Networking means making a network request. This is a request for data from online. Currently, the most common way to make a network request in Swift is to use NSURLSession and the classes associated with it. You can look up and find out more about NSURLSession in the documentation.
When you are making a network request, it is important that you only transfer as much data as is needed. This is because if you transfer more, it could take more time and if the user has a service provider that charges for the amount of data that they use you could cost them money (or at least cut into their amount for the month). Some other important things to remember are to allow the user to cancel the transfer or stop the process, avoid network timeouts, and if things fail or don’t go the best, make sure that your app can run as well as possible even in those situations.
Concurrency allows for multiple tasks to be handled at once in an app. This may seem like a no brainer, but there were a lot of hurdles to jump over to make it easy for so much to happen at one time. Concurrency is accomplished through threading and working asynchronously. Asynchronously means, that even if the app hadn’t finished what it needs to do, it can run in the background quietly and finish it’s job while everything else keeps working around it.
An important thing to know with concurrency is that you have multiple threads. These threads allow for different tasks to be running at the same time. The main thread is always used for the user interface. This is because the interface needs to be fast and responsive so that your app doesn’t seem slow or broken. This means that when you make a networking call you don’t want to do it on the main thread because it could bog it down.

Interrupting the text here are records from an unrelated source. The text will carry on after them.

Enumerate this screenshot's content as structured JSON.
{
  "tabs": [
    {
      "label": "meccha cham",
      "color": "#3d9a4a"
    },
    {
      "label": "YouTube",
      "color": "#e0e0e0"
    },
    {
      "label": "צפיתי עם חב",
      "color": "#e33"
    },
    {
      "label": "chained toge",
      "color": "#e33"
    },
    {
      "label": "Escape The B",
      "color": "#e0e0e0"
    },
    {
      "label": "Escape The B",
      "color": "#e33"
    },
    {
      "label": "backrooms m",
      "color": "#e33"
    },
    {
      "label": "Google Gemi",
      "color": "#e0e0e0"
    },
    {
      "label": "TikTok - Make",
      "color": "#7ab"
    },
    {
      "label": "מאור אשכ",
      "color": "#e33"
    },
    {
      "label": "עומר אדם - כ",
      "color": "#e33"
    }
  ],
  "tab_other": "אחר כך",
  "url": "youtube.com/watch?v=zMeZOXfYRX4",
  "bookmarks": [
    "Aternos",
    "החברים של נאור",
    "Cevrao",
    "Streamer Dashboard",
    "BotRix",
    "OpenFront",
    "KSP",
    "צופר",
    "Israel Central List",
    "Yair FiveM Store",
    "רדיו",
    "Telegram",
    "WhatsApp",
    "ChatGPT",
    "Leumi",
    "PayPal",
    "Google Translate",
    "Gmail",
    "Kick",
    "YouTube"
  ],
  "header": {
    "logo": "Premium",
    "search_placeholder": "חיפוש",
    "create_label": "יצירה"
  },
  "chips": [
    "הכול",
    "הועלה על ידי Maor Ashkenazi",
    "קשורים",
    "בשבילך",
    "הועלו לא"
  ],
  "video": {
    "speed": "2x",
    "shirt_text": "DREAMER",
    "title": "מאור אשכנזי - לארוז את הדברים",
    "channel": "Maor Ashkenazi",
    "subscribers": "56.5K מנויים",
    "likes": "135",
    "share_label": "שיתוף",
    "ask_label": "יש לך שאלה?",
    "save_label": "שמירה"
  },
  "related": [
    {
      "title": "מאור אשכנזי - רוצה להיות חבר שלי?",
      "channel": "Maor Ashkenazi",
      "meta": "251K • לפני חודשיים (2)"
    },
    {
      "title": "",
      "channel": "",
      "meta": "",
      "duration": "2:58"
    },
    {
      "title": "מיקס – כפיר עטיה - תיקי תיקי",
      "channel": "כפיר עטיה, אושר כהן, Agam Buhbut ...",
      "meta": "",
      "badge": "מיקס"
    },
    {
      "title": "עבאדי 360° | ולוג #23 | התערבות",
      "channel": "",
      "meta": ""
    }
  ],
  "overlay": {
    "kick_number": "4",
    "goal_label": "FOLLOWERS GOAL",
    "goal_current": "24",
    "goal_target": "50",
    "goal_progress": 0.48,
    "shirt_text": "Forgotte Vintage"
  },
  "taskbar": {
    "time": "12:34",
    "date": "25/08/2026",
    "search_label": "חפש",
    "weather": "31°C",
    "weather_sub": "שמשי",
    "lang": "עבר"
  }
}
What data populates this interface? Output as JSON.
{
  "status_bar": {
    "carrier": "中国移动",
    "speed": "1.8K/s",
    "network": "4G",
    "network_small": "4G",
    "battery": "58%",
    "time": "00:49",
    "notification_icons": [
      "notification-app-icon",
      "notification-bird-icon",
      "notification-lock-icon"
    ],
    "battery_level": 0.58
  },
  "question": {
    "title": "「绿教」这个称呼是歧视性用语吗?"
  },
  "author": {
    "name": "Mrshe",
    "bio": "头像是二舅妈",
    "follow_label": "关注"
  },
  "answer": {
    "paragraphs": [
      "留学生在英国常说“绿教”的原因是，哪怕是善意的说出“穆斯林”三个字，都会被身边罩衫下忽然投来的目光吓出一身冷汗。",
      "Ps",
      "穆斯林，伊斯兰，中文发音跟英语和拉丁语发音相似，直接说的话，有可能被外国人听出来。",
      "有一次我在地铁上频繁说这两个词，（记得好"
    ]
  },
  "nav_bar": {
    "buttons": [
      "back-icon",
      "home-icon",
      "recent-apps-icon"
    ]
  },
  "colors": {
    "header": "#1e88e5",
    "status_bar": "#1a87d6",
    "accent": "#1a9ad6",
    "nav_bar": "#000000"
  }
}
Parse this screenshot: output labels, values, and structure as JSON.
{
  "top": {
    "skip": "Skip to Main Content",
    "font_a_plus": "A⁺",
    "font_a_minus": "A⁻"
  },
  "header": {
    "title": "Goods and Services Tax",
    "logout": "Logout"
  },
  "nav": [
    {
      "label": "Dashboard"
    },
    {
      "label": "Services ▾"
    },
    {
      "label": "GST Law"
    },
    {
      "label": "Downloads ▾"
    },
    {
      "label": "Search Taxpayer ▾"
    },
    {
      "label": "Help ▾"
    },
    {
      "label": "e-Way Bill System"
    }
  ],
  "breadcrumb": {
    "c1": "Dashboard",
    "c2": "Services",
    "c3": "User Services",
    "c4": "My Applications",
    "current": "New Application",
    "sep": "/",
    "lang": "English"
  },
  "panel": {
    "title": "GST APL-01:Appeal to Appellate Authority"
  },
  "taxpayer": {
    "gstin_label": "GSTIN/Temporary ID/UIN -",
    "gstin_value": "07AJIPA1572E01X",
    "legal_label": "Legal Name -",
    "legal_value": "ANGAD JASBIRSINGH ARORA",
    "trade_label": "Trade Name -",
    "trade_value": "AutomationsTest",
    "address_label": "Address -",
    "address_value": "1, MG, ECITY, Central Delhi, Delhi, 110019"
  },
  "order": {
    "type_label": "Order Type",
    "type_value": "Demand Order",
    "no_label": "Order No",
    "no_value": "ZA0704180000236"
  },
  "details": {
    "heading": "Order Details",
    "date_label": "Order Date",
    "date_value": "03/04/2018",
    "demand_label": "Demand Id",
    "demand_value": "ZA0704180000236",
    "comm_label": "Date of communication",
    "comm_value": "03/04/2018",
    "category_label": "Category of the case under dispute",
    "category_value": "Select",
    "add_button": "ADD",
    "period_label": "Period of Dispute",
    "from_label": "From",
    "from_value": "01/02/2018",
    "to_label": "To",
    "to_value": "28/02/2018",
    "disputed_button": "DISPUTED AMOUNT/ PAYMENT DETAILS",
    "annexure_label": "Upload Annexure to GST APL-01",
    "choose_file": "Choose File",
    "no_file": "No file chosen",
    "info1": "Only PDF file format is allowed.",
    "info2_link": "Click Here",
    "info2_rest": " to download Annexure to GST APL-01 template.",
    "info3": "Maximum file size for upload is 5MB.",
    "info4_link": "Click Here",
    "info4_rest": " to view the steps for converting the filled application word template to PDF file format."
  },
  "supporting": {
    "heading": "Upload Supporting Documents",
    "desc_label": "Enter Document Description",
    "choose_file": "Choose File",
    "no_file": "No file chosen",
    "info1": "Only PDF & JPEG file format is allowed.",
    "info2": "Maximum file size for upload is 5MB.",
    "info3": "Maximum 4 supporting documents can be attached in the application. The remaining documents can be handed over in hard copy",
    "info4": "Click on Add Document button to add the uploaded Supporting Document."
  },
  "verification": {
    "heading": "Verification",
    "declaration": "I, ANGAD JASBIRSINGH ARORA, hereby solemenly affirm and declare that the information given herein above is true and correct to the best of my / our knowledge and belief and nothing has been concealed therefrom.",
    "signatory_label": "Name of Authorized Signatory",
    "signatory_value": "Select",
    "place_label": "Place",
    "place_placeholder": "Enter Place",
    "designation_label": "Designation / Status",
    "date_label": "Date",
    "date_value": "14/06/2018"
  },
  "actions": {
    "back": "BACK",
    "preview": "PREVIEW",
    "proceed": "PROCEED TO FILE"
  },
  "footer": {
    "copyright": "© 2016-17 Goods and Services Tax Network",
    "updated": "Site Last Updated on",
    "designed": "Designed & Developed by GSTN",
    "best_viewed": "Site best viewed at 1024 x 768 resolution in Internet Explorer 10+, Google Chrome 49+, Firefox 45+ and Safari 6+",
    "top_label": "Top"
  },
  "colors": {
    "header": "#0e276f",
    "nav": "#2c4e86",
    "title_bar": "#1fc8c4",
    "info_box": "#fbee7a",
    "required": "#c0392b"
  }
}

This was a lot of kind of vague information so I hope this provides a surface level understanding of how networking and concurrency works.
This is a really nifty resource if you are looking for more information: